DATA FOR REVIEW: Begin

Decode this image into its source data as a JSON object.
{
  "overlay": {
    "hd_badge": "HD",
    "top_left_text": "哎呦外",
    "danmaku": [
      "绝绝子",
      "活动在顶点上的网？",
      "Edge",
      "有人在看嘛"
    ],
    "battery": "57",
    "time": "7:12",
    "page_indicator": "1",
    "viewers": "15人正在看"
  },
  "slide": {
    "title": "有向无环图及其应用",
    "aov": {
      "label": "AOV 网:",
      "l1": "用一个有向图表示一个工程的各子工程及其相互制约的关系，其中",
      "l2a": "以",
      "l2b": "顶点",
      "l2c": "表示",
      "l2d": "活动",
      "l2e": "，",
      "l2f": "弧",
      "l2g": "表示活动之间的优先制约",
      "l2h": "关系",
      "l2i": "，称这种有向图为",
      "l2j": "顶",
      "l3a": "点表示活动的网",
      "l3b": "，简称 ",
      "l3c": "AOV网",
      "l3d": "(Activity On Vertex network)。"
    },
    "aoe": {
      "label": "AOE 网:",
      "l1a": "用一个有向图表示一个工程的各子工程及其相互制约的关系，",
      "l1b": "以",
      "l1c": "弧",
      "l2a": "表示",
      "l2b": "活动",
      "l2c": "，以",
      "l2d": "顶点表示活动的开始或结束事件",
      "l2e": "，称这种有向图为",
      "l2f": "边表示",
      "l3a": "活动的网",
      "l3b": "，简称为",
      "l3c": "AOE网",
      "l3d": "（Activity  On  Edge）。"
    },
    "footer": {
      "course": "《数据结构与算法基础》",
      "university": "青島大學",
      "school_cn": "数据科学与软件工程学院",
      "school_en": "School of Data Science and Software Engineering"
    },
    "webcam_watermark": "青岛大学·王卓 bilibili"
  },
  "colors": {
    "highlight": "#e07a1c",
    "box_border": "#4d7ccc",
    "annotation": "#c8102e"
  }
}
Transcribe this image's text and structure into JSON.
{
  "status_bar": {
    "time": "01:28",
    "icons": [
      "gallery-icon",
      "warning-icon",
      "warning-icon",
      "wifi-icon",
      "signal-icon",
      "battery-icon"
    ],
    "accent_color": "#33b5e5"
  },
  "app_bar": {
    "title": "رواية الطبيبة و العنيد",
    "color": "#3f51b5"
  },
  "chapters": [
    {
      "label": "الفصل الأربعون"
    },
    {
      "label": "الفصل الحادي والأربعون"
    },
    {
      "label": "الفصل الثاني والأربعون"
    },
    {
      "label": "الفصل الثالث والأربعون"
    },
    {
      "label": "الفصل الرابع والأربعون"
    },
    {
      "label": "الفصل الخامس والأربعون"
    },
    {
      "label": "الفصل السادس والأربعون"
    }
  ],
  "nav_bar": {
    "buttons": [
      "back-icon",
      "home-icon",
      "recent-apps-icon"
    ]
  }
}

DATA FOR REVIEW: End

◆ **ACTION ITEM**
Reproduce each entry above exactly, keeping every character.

◆ **RESPONSE TO THIS EXERCISE**
Decode this image into its source data as a JSON object.
{
  "overlay": {
    "hd_badge": "HD",
    "top_left_text": "哎呦外",
    "danmaku": [
      "绝绝子",
      "活动在顶点上的网？",
      "Edge",
      "有人在看嘛"
    ],
    "battery": "57",
    "time": "7:12",
    "page_indicator": "1",
    "viewers": "15人正在看"
  },
  "slide": {
    "title": "有向无环图及其应用",
    "aov": {
      "label": "AOV 网:",
      "l1": "用一个有向图表示一个工程的各子工程及其相互制约的关系，其中",
      "l2a": "以",
      "l2b": "顶点",
      "l2c": "表示",
      "l2d": "活动",
      "l2e": "，",
      "l2f": "弧",
      "l2g": "表示活动之间的优先制约",
      "l2h": "关系",
      "l2i": "，称这种有向图为",
      "l2j": "顶",
      "l3a": "点表示活动的网",
      "l3b": "，简称 ",
      "l3c": "AOV网",
      "l3d": "(Activity On Vertex network)。"
    },
    "aoe": {
      "label": "AOE 网:",
      "l1a": "用一个有向图表示一个工程的各子工程及其相互制约的关系，",
      "l1b": "以",
      "l1c": "弧",
      "l2a": "表示",
      "l2b": "活动",
      "l2c": "，以",
      "l2d": "顶点表示活动的开始或结束事件",
      "l2e": "，称这种有向图为",
      "l2f": "边表示",
      "l3a": "活动的网",
      "l3b": "，简称为",
      "l3c": "AOE网",
      "l3d": "（Activity  On  Edge）。"
    },
    "footer": {
      "course": "《数据结构与算法基础》",
      "university": "青島大學",
      "school_cn": "数据科学与软件工程学院",
      "school_en": "School of Data Science and Software Engineering"
    },
    "webcam_watermark": "青岛大学·王卓 bilibili"
  },
  "colors": {
    "highlight": "#e07a1c",
    "box_border": "#4d7ccc",
    "annotation": "#c8102e"
  }
}
Transcribe this image's text and structure into JSON.
{
  "status_bar": {
    "time": "01:28",
    "icons": [
      "gallery-icon",
      "warning-icon",
      "warning-icon",
      "wifi-icon",
      "signal-icon",
      "battery-icon"
    ],
    "accent_color": "#33b5e5"
  },
  "app_bar": {
    "title": "رواية الطبيبة و العنيد",
    "color": "#3f51b5"
  },
  "chapters": [
    {
      "label": "الفصل الأربعون"
    },
    {
      "label": "الفصل الحادي والأربعون"
    },
    {
      "label": "الفصل الثاني والأربعون"
    },
    {
      "label": "الفصل الثالث والأربعون"
    },
    {
      "label": "الفصل الرابع والأربعون"
    },
    {
      "label": "الفصل الخامس والأربعون"
    },
    {
      "label": "الفصل السادس والأربعون"
    }
  ],
  "nav_bar": {
    "buttons": [
      "back-icon",
      "home-icon",
      "recent-apps-icon"
    ]
  }
}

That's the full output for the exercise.